Automakers on Friday reported some pretty poor numbers. General Motors, which only reports sales by quarter, said its deliveries were off nearly 33 percent from July through September of last year. Stellantis, formerly Fiat Chrysler, saw quarterly sales dip 19 percent, while Nissan sales were down 10 percent for the quarter.
Honda’s U.S. sales fell almost 25 percent last month, and were down 11 percent for the quarter. At Toyota, sales were off 22 percent for September but up just over 1 percent in the third quarter. Hyundai reported sales off 2 percent last month but up 4 percent for the third quarter. Volkswagen third-quarter sales were down 8 percent.
“September results show that there are simply not enough vehicles available to meet consumer demand,” said Thomas King, president of data and analytics at J.D. Power.
The average sales price of a new vehicle hit a record $42,802 last month, breaking the old record of $41,528 set in August, J.D. Power said. The average U.S. price is up nearly 19 percent from a year ago, when it broke $36,000 for the first time, J.D. Power said. The auto price increases have helped to drive up U.S. inflation.
General Motors, hit hard by temporary plant closures last quarter, expressed some optimism, though. Steve Carlisle, president of GM North America, said the computer chip shortage is improving.
“As we look to the fourth quarter, a steady flow of vehicles held at plants will continue to be released to dealers, we are restarting production at key crossover and car plants, and we look forward to a more stable operating environment through the fall,” he said in a statement.
The shortage and crazy high prices for both new and used vehicles began with the eruption of the pandemic last year, when many states issued stay-at-home orders. Prices plummeted, and automakers shuttered factories for eight weeks. The resulting decline in supply came just as many cooped-up consumers wanted a new or used vehicle to commute to work or to take road trips without coming in contact with others.
While the auto plants were shut down in April and May last year, computer chip makers shifted production to satisfy wild demand for laptops, gaming devices, and tablets. That created a shortage of automotive-grade chips, a problem that might not be fully resolved until next year.
Because of the high prices, dealers big and small are reporting record profits, but Paulos fears those days might be over. He’s paying the bills and making money with used car sales, as well as service as people keep their vehicles longer. He’s hoping the new auto shortage has hit bottom and says GM appears to be bringing more factories back online.

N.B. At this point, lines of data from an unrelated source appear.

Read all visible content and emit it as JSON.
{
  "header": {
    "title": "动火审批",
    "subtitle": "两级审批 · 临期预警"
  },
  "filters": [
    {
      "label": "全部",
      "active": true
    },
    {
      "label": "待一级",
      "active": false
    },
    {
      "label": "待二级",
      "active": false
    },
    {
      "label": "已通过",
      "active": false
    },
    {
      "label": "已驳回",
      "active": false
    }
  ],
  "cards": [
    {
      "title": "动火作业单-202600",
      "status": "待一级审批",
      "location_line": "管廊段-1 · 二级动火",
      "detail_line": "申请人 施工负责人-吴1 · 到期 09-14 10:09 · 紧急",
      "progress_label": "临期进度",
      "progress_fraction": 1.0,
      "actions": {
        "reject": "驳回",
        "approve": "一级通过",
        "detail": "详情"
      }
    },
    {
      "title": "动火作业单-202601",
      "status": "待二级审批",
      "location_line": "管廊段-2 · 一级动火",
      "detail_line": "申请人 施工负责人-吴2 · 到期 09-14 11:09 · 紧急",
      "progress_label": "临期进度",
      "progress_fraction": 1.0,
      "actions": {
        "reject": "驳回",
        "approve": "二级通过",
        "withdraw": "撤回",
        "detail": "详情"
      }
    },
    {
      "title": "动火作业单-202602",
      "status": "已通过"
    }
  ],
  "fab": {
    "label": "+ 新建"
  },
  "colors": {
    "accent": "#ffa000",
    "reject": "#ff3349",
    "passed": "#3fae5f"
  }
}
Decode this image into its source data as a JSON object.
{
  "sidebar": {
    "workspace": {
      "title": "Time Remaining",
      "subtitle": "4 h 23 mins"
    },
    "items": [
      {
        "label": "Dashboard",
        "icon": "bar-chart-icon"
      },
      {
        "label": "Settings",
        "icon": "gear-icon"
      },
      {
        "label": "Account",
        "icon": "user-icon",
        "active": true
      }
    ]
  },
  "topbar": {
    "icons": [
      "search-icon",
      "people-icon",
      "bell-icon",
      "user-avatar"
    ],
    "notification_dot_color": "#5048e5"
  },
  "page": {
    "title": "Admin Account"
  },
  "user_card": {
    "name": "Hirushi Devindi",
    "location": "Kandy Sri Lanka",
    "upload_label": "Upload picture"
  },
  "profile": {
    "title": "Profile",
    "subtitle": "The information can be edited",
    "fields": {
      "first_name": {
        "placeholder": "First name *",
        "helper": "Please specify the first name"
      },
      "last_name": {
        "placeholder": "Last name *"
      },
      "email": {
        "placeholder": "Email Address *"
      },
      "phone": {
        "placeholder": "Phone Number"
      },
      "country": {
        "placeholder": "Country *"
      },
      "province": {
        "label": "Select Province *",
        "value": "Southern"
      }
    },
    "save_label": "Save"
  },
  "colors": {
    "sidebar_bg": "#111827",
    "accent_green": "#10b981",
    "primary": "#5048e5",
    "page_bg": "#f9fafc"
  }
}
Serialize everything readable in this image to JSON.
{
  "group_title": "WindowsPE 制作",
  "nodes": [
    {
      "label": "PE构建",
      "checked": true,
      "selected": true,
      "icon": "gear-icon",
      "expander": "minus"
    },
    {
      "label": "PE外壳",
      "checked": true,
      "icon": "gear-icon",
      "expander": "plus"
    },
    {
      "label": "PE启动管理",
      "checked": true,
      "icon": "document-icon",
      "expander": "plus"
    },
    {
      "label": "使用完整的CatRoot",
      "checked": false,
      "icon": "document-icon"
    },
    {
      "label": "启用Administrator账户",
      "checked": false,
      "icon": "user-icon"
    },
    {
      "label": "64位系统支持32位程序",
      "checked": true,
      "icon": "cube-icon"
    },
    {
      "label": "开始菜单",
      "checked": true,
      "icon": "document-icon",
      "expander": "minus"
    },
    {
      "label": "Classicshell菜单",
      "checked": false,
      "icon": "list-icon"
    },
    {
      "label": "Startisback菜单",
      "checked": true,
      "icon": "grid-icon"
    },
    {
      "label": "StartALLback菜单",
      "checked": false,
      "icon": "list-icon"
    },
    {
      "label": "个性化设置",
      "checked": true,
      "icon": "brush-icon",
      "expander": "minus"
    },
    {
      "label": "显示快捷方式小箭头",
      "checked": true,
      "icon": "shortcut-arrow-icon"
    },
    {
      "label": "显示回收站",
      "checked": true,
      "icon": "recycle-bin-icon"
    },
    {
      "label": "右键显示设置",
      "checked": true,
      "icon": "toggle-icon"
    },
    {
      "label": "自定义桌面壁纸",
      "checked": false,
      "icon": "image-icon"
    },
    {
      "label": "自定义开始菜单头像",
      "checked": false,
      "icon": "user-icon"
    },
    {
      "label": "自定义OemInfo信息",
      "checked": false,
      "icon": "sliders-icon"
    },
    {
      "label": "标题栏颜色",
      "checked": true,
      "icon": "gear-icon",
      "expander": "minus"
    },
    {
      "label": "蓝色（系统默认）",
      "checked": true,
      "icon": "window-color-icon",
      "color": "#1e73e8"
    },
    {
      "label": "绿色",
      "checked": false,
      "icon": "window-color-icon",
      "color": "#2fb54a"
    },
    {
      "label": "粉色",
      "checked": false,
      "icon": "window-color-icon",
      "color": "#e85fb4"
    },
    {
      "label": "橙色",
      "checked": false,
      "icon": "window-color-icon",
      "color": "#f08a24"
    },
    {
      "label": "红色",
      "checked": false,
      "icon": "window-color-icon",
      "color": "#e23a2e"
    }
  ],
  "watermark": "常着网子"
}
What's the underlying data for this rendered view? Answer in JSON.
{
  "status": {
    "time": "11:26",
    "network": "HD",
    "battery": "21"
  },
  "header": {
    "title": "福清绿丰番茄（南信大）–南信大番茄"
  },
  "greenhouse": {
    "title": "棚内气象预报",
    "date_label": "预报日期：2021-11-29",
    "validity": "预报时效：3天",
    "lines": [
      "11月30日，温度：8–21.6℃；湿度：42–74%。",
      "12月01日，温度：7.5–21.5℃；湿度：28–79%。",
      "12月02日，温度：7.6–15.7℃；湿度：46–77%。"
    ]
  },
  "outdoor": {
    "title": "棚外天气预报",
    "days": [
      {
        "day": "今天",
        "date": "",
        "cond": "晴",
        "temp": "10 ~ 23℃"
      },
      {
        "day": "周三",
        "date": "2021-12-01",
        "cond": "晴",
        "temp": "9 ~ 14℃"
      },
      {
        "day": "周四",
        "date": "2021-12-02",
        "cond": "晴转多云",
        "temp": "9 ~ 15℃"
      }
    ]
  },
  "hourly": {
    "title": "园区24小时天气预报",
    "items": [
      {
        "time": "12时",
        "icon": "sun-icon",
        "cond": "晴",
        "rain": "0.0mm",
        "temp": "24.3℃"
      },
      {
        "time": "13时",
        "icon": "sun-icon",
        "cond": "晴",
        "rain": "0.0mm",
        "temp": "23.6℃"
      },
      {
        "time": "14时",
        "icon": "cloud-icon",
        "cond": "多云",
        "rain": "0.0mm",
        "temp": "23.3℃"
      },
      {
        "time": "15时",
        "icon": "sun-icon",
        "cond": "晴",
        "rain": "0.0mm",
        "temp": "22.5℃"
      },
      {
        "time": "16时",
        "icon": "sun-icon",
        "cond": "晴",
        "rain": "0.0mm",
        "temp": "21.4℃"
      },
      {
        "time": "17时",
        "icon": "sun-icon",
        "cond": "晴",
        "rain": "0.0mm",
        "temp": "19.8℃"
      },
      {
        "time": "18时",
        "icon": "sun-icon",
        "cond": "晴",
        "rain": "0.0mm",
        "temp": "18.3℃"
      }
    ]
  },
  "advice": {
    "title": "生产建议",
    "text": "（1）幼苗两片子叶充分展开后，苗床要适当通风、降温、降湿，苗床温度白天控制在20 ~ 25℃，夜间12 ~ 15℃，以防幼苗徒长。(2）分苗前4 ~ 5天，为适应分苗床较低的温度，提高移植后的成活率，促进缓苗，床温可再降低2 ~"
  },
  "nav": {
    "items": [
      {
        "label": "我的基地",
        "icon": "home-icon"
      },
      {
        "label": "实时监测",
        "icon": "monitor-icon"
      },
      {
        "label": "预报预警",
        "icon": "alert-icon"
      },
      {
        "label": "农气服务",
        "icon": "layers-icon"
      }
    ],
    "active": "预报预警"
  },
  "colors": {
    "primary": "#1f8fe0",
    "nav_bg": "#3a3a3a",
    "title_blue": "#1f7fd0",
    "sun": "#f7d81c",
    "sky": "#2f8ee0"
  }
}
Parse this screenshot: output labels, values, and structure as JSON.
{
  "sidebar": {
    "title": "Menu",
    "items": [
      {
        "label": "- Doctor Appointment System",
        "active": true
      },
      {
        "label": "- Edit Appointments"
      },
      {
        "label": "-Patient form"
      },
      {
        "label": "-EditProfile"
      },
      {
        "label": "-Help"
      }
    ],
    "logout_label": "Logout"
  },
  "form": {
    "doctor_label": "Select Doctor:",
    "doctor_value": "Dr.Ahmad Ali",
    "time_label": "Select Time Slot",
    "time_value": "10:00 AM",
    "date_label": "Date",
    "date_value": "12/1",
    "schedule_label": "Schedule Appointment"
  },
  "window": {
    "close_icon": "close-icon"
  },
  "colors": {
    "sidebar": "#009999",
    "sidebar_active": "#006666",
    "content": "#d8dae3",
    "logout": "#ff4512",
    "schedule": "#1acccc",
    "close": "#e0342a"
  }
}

“We won’t be having any inventory to show people here,” Paulos says. “If we don’t get some supply to the dealers, the record profits we were making are going to turn into record losses, I’m afraid. It’s hard to sustain yourself with no new flow.”
By Tom Krisher